■ The problem ■
Write out the listing below exactly, and omit any images you find in it.

■ Entries provided ■
• • • •

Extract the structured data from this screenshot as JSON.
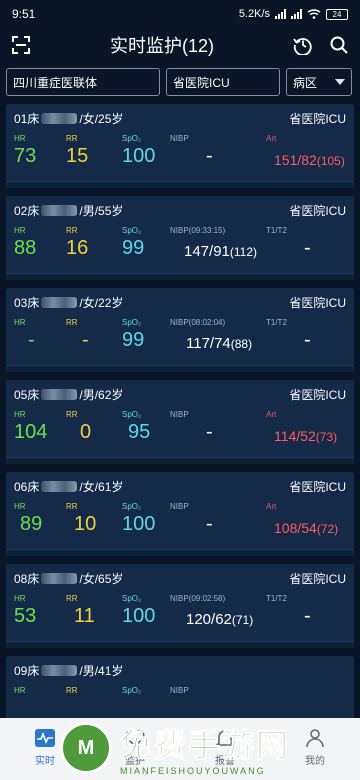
{
  "status_bar": {
    "time": "9:51",
    "net_speed": "5.2K/s",
    "battery": "24"
  },
  "header": {
    "title": "实时监护(12)"
  },
  "filters": {
    "group": "四川重症医联体",
    "hospital": "省医院ICU",
    "area": "病区"
  },
  "labels": {
    "hr": "HR",
    "rr": "RR",
    "spo2": "SpO₂",
    "nibp": "NIBP",
    "art": "Art",
    "t1t2": "T1/T2"
  },
  "patients": [
    {
      "bed": "01床",
      "info": "/女/25岁",
      "ward": "省医院ICU",
      "hr": "73",
      "rr": "15",
      "spo2": "100",
      "nibp_label": "NIBP",
      "nibp": "-",
      "nibp_mean": "",
      "right_label": "Art",
      "right_value": "151/82",
      "right_mean": "(105)"
    },
    {
      "bed": "02床",
      "info": "/男/55岁",
      "ward": "省医院ICU",
      "hr": "88",
      "rr": "16",
      "spo2": "99",
      "nibp_label": "NIBP(09:33:15)",
      "nibp": "147/91",
      "nibp_mean": "(112)",
      "right_label": "T1/T2",
      "right_value": "-",
      "right_mean": ""
    },
    {
      "bed": "03床",
      "info": "/女/22岁",
      "ward": "省医院ICU",
      "hr": "-",
      "rr": "-",
      "spo2": "99",
      "nibp_label": "NIBP(08:02:04)",
      "nibp": "117/74",
      "nibp_mean": "(88)",
      "right_label": "T1/T2",
      "right_value": "-",
      "right_mean": ""
    },
    {
      "bed": "05床",
      "info": "/男/62岁",
      "ward": "省医院ICU",
      "hr": "104",
      "rr": "0",
      "spo2": "95",
      "nibp_label": "NIBP",
      "nibp": "-",
      "nibp_mean": "",
      "right_label": "Art",
      "right_value": "114/52",
      "right_mean": "(73)"
    },
    {
      "bed": "06床",
      "info": "/女/61岁",
      "ward": "省医院ICU",
      "hr": "89",
      "rr": "10",
      "spo2": "100",
      "nibp_label": "NIBP",
      "nibp": "-",
      "nibp_mean": "",
      "right_label": "Art",
      "right_value": "108/54",
      "right_mean": "(72)"
    },
    {
      "bed": "08床",
      "info": "/女/65岁",
      "ward": "省医院ICU",
      "hr": "53",
      "rr": "11",
      "spo2": "100",
      "nibp_label": "NIBP(09:02:58)",
      "nibp": "120/62",
      "nibp_mean": "(71)",
      "right_label": "T1/T2",
      "right_value": "-",
      "right_mean": ""
    },
    {
      "bed": "09床",
      "info": "/男/41岁",
      "ward": "",
      "hr": "",
      "rr": "",
      "spo2": "",
      "nibp_label": "NIBP",
      "nibp": "",
      "nibp_mean": "",
      "right_label": "",
      "right_value": "",
      "right_mean": ""
    }
  ],
  "tabs": [
    {
      "label": "实时",
      "icon": "monitor-icon",
      "active": true
    },
    {
      "label": "监护",
      "icon": "heart-icon",
      "active": false
    },
    {
      "label": "报警",
      "icon": "bell-icon",
      "active": false
    },
    {
      "label": "我的",
      "icon": "user-icon",
      "active": false
    }
  ],
  "watermark": {
    "logo": "M",
    "title": "免费手游网",
    "subtitle": "MIANFEISHOUYOUWANG"
  },
  "colors": {
    "background": "#0a1526",
    "card": "#142a48",
    "hr": "#6be04d",
    "rr": "#f2d13f",
    "spo2": "#5ed8ef",
    "art": "#ff5b62",
    "tab_active": "#2a76c8"
  }
}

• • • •

■ Response to this exercise ■
Extract the structured data from this screenshot as JSON.
{
  "status_bar": {
    "time": "9:51",
    "net_speed": "5.2K/s",
    "battery": "24"
  },
  "header": {
    "title": "实时监护(12)"
  },
  "filters": {
    "group": "四川重症医联体",
    "hospital": "省医院ICU",
    "area": "病区"
  },
  "labels": {
    "hr": "HR",
    "rr": "RR",
    "spo2": "SpO₂",
    "nibp": "NIBP",
    "art": "Art",
    "t1t2": "T1/T2"
  },
  "patients": [
    {
      "bed": "01床",
      "info": "/女/25岁",
      "ward": "省医院ICU",
      "hr": "73",
      "rr": "15",
      "spo2": "100",
      "nibp_label": "NIBP",
      "nibp": "-",
      "nibp_mean": "",
      "right_label": "Art",
      "right_value": "151/82",
      "right_mean": "(105)"
    },
    {
      "bed": "02床",
      "info": "/男/55岁",
      "ward": "省医院ICU",
      "hr": "88",
      "rr": "16",
      "spo2": "99",
      "nibp_label": "NIBP(09:33:15)",
      "nibp": "147/91",
      "nibp_mean": "(112)",
      "right_label": "T1/T2",
      "right_value": "-",
      "right_mean": ""
    },
    {
      "bed": "03床",
      "info": "/女/22岁",
      "ward": "省医院ICU",
      "hr": "-",
      "rr": "-",
      "spo2": "99",
      "nibp_label": "NIBP(08:02:04)",
      "nibp": "117/74",
      "nibp_mean": "(88)",
      "right_label": "T1/T2",
      "right_value": "-",
      "right_mean": ""
    },
    {
      "bed": "05床",
      "info": "/男/62岁",
      "ward": "省医院ICU",
      "hr": "104",
      "rr": "0",
      "spo2": "95",
      "nibp_label": "NIBP",
      "nibp": "-",
      "nibp_mean": "",
      "right_label": "Art",
      "right_value": "114/52",
      "right_mean": "(73)"
    },
    {
      "bed": "06床",
      "info": "/女/61岁",
      "ward": "省医院ICU",
      "hr": "89",
      "rr": "10",
      "spo2": "100",
      "nibp_label": "NIBP",
      "nibp": "-",
      "nibp_mean": "",
      "right_label": "Art",
      "right_value": "108/54",
      "right_mean": "(72)"
    },
    {
      "bed": "08床",
      "info": "/女/65岁",
      "ward": "省医院ICU",
      "hr": "53",
      "rr": "11",
      "spo2": "100",
      "nibp_label": "NIBP(09:02:58)",
      "nibp": "120/62",
      "nibp_mean": "(71)",
      "right_label": "T1/T2",
      "right_value": "-",
      "right_mean": ""
    },
    {
      "bed": "09床",
      "info": "/男/41岁",
      "ward": "",
      "hr": "",
      "rr": "",
      "spo2": "",
      "nibp_label": "NIBP",
      "nibp": "",
      "nibp_mean": "",
      "right_label": "",
      "right_value": "",
      "right_mean": ""
    }
  ],
  "tabs": [
    {
      "label": "实时",
      "icon": "monitor-icon",
      "active": true
    },
    {
      "label": "监护",
      "icon": "heart-icon",
      "active": false
    },
    {
      "label": "报警",
      "icon": "bell-icon",
      "active": false
    },
    {
      "label": "我的",
      "icon": "user-icon",
      "active": false
    }
  ],
  "watermark": {
    "logo": "M",
    "title": "免费手游网",
    "subtitle": "MIANFEISHOUYOUWANG"
  },
  "colors": {
    "background": "#0a1526",
    "card": "#142a48",
    "hr": "#6be04d",
    "rr": "#f2d13f",
    "spo2": "#5ed8ef",
    "art": "#ff5b62",
    "tab_active": "#2a76c8"
  }
}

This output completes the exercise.